Below-zero wind chill marks spring’s arrival
Spring arrived shortly after 6 a.m. today but winter refuses to leave.
The new season was greeted with wind chill readings of minus 10 to minus 25 and drifting snow two days after a late-winter storm welcomed students back to school from spring break and slowed morning commuters Monday.
Despite sunny skies today, National Weather Service Meteorologist Dan Luna said a cold front that followed Monday’s storm would keep temperatures well below normal today through Friday before daytime highs rise above the freezing mark this weekend.
“We probably won’t see temperatures up to the freezing mark until Saturday,” he said. “We will see some below-zero weather Wednesday. It won’t be very nice.”
Along with cold air and gusty northwest winds, this afternoon’s forecast calls for a chance of snow after 1 p.m. with highs struggling to reach 20.
Tonight will see lows plunge to near 0, but the wind will gradually diminish to light and variable after midnight.
Conditions slowly begin improving Thursday with sunshine and highs in the upper 20s. Lows Thursday night will fall to the single digits.
Although the forecast for Friday through Sunday calls for highs finally rising above freezing, there is a chance of more snow Saturday through Monday.

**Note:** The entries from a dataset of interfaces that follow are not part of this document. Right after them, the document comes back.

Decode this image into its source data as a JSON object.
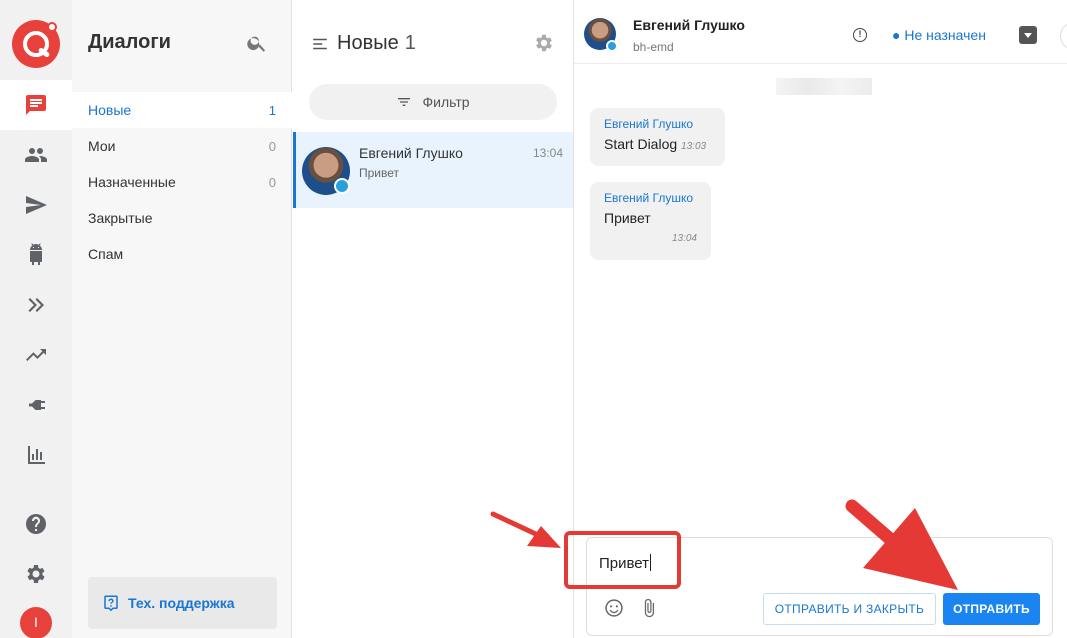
{
  "sidebar": {
    "title": "Диалоги",
    "folders": [
      {
        "label": "Новые",
        "count": "1"
      },
      {
        "label": "Мои",
        "count": "0"
      },
      {
        "label": "Назначенные",
        "count": "0"
      },
      {
        "label": "Закрытые",
        "count": ""
      },
      {
        "label": "Спам",
        "count": ""
      }
    ],
    "support_label": "Тех. поддержка"
  },
  "rail": {
    "icons": [
      "chat-icon",
      "users-icon",
      "send-icon",
      "android-icon",
      "double-chevron-icon",
      "trending-icon",
      "plug-icon",
      "bar-chart-icon",
      "help-icon",
      "settings-icon"
    ],
    "user_initial": "I"
  },
  "conversation_list": {
    "title": "Новые",
    "count": "1",
    "filter_label": "Фильтр",
    "items": [
      {
        "name": "Евгений Глушко",
        "preview": "Привет",
        "time": "13:04"
      }
    ]
  },
  "chat": {
    "contact_name": "Евгений Глушко",
    "contact_sub": "bh-emd",
    "assign_status": "Не назначен",
    "messages": [
      {
        "author": "Евгений Глушко",
        "text": "Start Dialog",
        "time": "13:03"
      },
      {
        "author": "Евгений Глушко",
        "text": "Привет",
        "time": "13:04"
      }
    ],
    "composer": {
      "value": "Привет",
      "send_close_label": "ОТПРАВИТЬ И ЗАКРЫТЬ",
      "send_label": "ОТПРАВИТЬ"
    }
  },
  "colors": {
    "brand_red": "#e8413c",
    "accent_blue": "#1976d2",
    "send_button": "#1a85f0",
    "annotation_red": "#e53935"
  }
}
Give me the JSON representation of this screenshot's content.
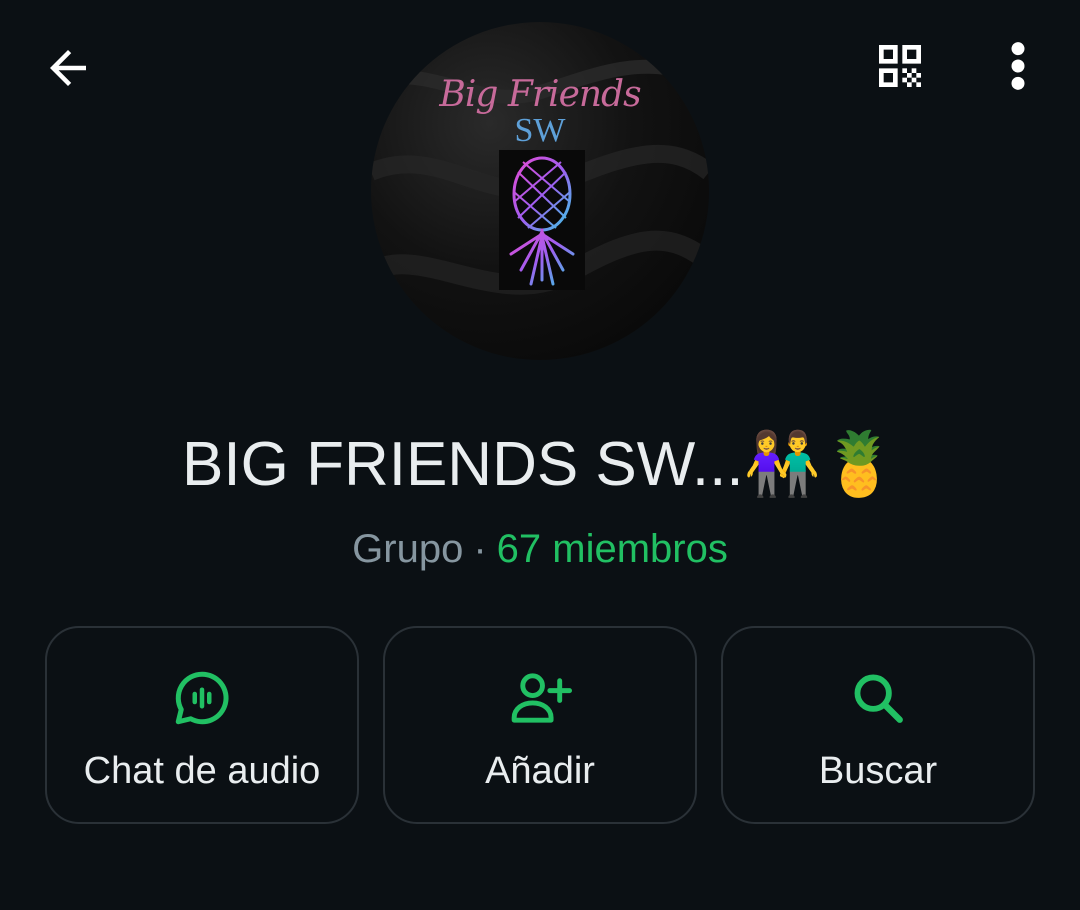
{
  "header": {
    "back_icon": "arrow-left-icon",
    "qr_icon": "qr-code-icon",
    "menu_icon": "more-vertical-icon"
  },
  "avatar": {
    "logo_line1": "Big Friends",
    "logo_line2": "SW"
  },
  "group": {
    "name": "BIG FRIENDS SW...👫🍍",
    "type": "Grupo",
    "separator": "·",
    "members": "67 miembros"
  },
  "actions": [
    {
      "label": "Chat de audio",
      "icon": "audio-chat-icon"
    },
    {
      "label": "Añadir",
      "icon": "add-person-icon"
    },
    {
      "label": "Buscar",
      "icon": "search-icon"
    }
  ],
  "colors": {
    "background": "#0b1014",
    "accent": "#21c063",
    "text_primary": "#e9edef",
    "text_secondary": "#8696a0",
    "card_border": "#2a3137"
  }
}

Highs during the period will be in the upper 30s with lows in the low 20s.
With single digit lows and wind chills well below zero greeting the first day of spring at 6:02 a.m. CDT today, Luna said it is unlikely the Valley will see spring-like temperatures the rest of this month.
“I don’t think we’re going to see normal temperatures here for the next 10 days,” he said, adding that by March 31, the average high in the metro area is 49.
“I don’t think we’re going to see 49 until April,” Luna said.